◆ What is required ◆
Make an exact copy of the records below, excluding images.

== Data extract

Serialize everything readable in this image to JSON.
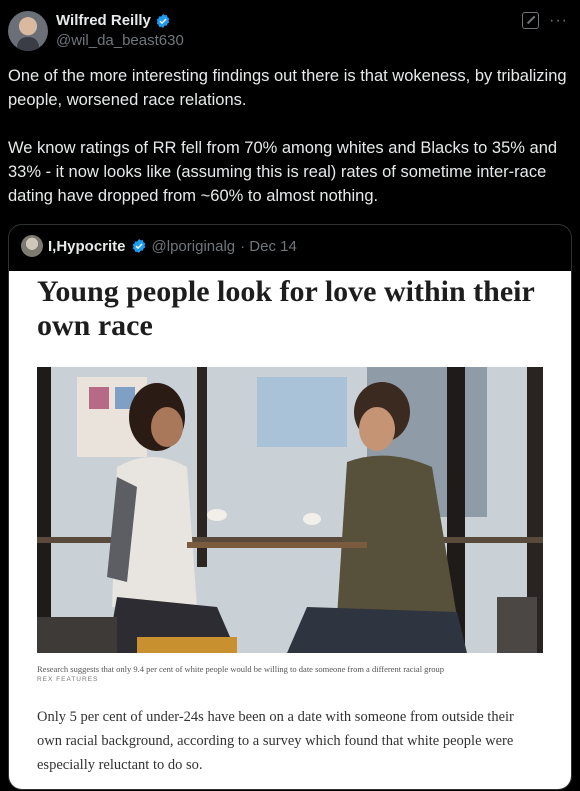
{
  "author": {
    "display_name": "Wilfred Reilly",
    "handle": "@wil_da_beast630",
    "verified": true
  },
  "header_icons": [
    "grok-icon",
    "more-icon"
  ],
  "more_label": "···",
  "tweet": {
    "text": "One of the more interesting findings out there is that wokeness, by tribalizing people, worsened race relations.\n\nWe know ratings of RR fell from 70% among whites and Blacks to 35% and 33% - it now looks like (assuming this is real) rates of sometime inter-race dating have dropped from ~60% to almost nothing."
  },
  "quoted": {
    "display_name": "I,Hypocrite",
    "handle": "@lporiginalg",
    "date": "· Dec 14",
    "verified": true,
    "article": {
      "headline": "Young people look for love within their own race",
      "caption": "Research suggests that only 9.4 per cent of white people would be willing to date someone from a different racial group",
      "credit": "REX FEATURES",
      "body": "Only 5 per cent of under-24s have been on a date with someone from outside their own racial background, according to a survey which found that white people were especially reluctant to do so."
    }
  },
  "colors": {
    "background": "#000000",
    "text": "#e7e9ea",
    "secondary": "#71767b",
    "verified": "#1d9bf0",
    "border": "#2f3336"
  }
}
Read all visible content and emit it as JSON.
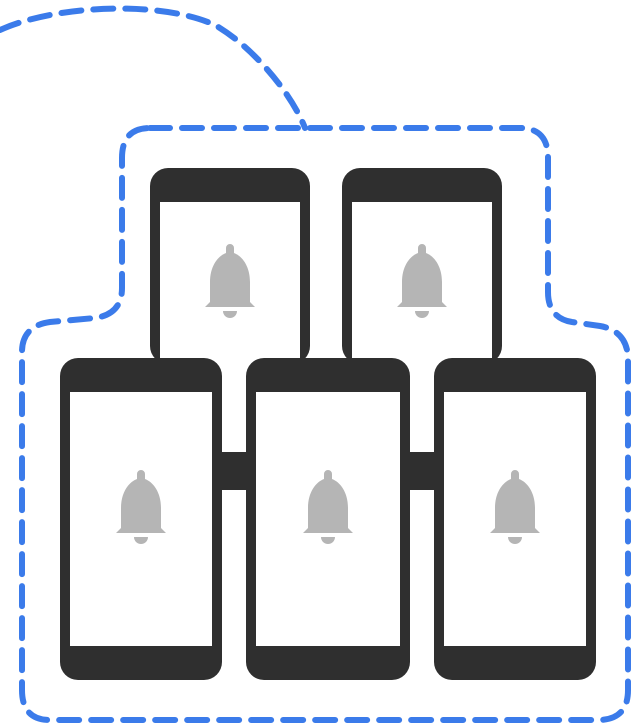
{
  "diagram": {
    "outline_color": "#3b7bea",
    "device_color": "#2f2f2f",
    "screen_color": "#ffffff",
    "icon_color": "#b5b5b5",
    "devices": [
      {
        "name": "phone-top-left",
        "icon": "bell-icon"
      },
      {
        "name": "phone-top-right",
        "icon": "bell-icon"
      },
      {
        "name": "phone-bottom-left",
        "icon": "bell-icon"
      },
      {
        "name": "phone-bottom-center",
        "icon": "bell-icon"
      },
      {
        "name": "phone-bottom-right",
        "icon": "bell-icon"
      }
    ],
    "connectors": [
      {
        "name": "connector-left-center"
      },
      {
        "name": "connector-center-right"
      }
    ]
  }
}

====

◆ Solved exercise ◆
Serialize everything readable in this image to JSON.
{
  "author": {
    "display_name": "Wilfred Reilly",
    "handle": "@wil_da_beast630",
    "verified": true
  },
  "header_icons": [
    "grok-icon",
    "more-icon"
  ],
  "more_label": "···",
  "tweet": {
    "text": "One of the more interesting findings out there is that wokeness, by tribalizing people, worsened race relations.\n\nWe know ratings of RR fell from 70% among whites and Blacks to 35% and 33% - it now looks like (assuming this is real) rates of sometime inter-race dating have dropped from ~60% to almost nothing."
  },
  "quoted": {
    "display_name": "I,Hypocrite",
    "handle": "@lporiginalg",
    "date": "· Dec 14",
    "verified": true,
    "article": {
      "headline": "Young people look for love within their own race",
      "caption": "Research suggests that only 9.4 per cent of white people would be willing to date someone from a different racial group",
      "credit": "REX FEATURES",
      "body": "Only 5 per cent of under-24s have been on a date with someone from outside their own racial background, according to a survey which found that white people were especially reluctant to do so."
    }
  },
  "colors": {
    "background": "#000000",
    "text": "#e7e9ea",
    "secondary": "#71767b",
    "verified": "#1d9bf0",
    "border": "#2f3336"
  }
}
Read all visible content and emit it as JSON.
{
  "diagram": {
    "outline_color": "#3b7bea",
    "device_color": "#2f2f2f",
    "screen_color": "#ffffff",
    "icon_color": "#b5b5b5",
    "devices": [
      {
        "name": "phone-top-left",
        "icon": "bell-icon"
      },
      {
        "name": "phone-top-right",
        "icon": "bell-icon"
      },
      {
        "name": "phone-bottom-left",
        "icon": "bell-icon"
      },
      {
        "name": "phone-bottom-center",
        "icon": "bell-icon"
      },
      {
        "name": "phone-bottom-right",
        "icon": "bell-icon"
      }
    ],
    "connectors": [
      {
        "name": "connector-left-center"
      },
      {
        "name": "connector-center-right"
      }
    ]
  }
}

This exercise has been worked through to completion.